After a blizzard of amendments that would have changed the proposed ordinance considerably, councilwoman Ada Edwards summed-up the general mood at city council.
"I'm so confused."
After sorting through those amendments and voting most of them down, council members closed the book on months of debate by approving the expanded smoking ordinance that now includes bars, not just restaurants. Exempted from the rules are cigar bars, outdoor restaurant patios, certain rooms at the convention center, limited hotel rooms and private meeting facilities. Before the vote, councilmember Adrian Garcia wondered why it's okay to smoke in some places, but not others.
"We're debating an ordinance that admits that smoking and second hand smoke is kind of bad because we're saying to some bars that to allow smoking, you are killing your patrons and you are killing your employees. But to other bars, we are saying that because it is in your business plan to kill your employees and to kill your patrons, that they're exempt from the ban."
Michael Berry was one of two councilmembers to vote against the expanded smoking rules and says it's another example of government intrusion.
,em>"I would say for those busy-bodies who love big government this is a celebration for them. They get to regulate more of people's lives and people are left with fewer liberties today so I guess for those busy bodies that love to regulate, this is a great victory for them."

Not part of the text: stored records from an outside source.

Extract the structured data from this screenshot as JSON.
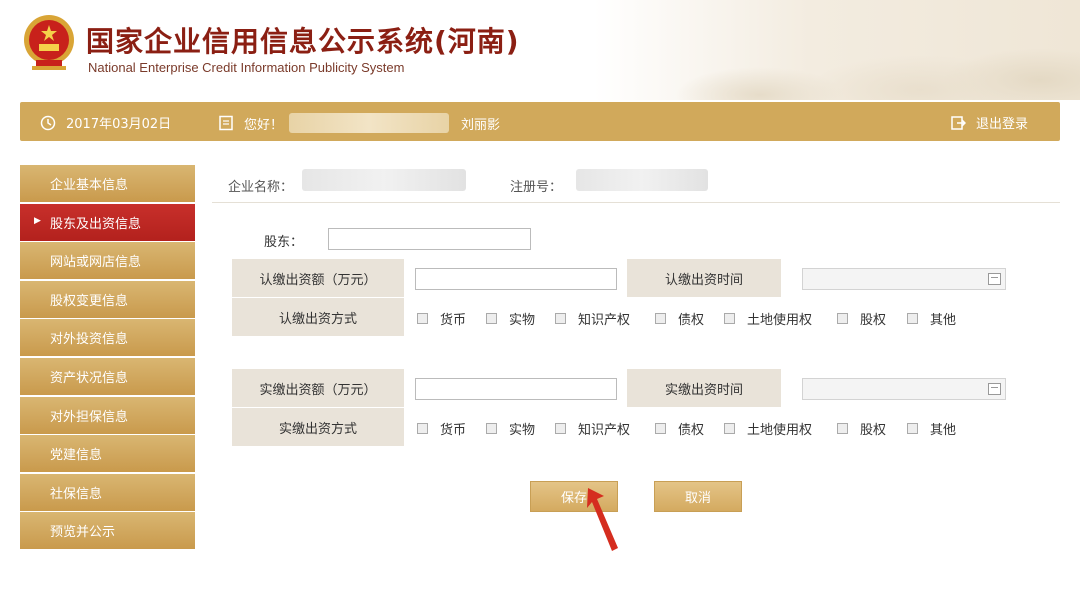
{
  "header": {
    "title_cn": "国家企业信用信息公示系统(河南)",
    "title_en": "National Enterprise Credit Information Publicity System"
  },
  "infobar": {
    "date": "2017年03月02日",
    "greeting": "您好！",
    "user_name": "刘丽影",
    "logout": "退出登录"
  },
  "sidebar": {
    "items": [
      {
        "label": "企业基本信息"
      },
      {
        "label": "股东及出资信息",
        "active": true
      },
      {
        "label": "网站或网店信息"
      },
      {
        "label": "股权变更信息"
      },
      {
        "label": "对外投资信息"
      },
      {
        "label": "资产状况信息"
      },
      {
        "label": "对外担保信息"
      },
      {
        "label": "党建信息"
      },
      {
        "label": "社保信息"
      },
      {
        "label": "预览并公示"
      }
    ]
  },
  "main": {
    "company_name_label": "企业名称：",
    "reg_no_label": "注册号：",
    "shareholder_label": "股东：",
    "subscribed": {
      "amount_label": "认缴出资额（万元）",
      "time_label": "认缴出资时间",
      "method_label": "认缴出资方式"
    },
    "paid": {
      "amount_label": "实缴出资额（万元）",
      "time_label": "实缴出资时间",
      "method_label": "实缴出资方式"
    },
    "methods": [
      "货币",
      "实物",
      "知识产权",
      "债权",
      "土地使用权",
      "股权",
      "其他"
    ],
    "save_button": "保存",
    "cancel_button": "取消"
  },
  "colors": {
    "gold": "#d1a95b",
    "active_red": "#b3211d",
    "title_red": "#8b1f13"
  }
}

But supporters of the tougher ordinance say it's about public health and sparing non-smokers, including workers at bars, from second-hand smoke. Melinda Little is with the American Cancer Society.
"This is a great day for us, it's a great day for public health in Houston. We're very excited that this happened. It's something that we've been working a long time for. We expect that this ordinance is going to protect most of the workers in the city of Houston and is going to make public health much stronger here."
For some, like bar owner Mary Price, the new rules are much more personal. She runs the Crazy Frog Saloon on the north side near the city limits.
"As far as I'm concerned, they just put me out of business. I've never been so mad in my whole entire life. It's just totally undemocratic. How come cigar bars, they already admit that's where they go, it's fine to smoke. How come everyplace they get to pick. I mean, what about all of us small businesses."
There are conflicting numbers on how much bars in other cities with similar smoking rules have been affected. The new rules in Houston don't take effect until September of next year.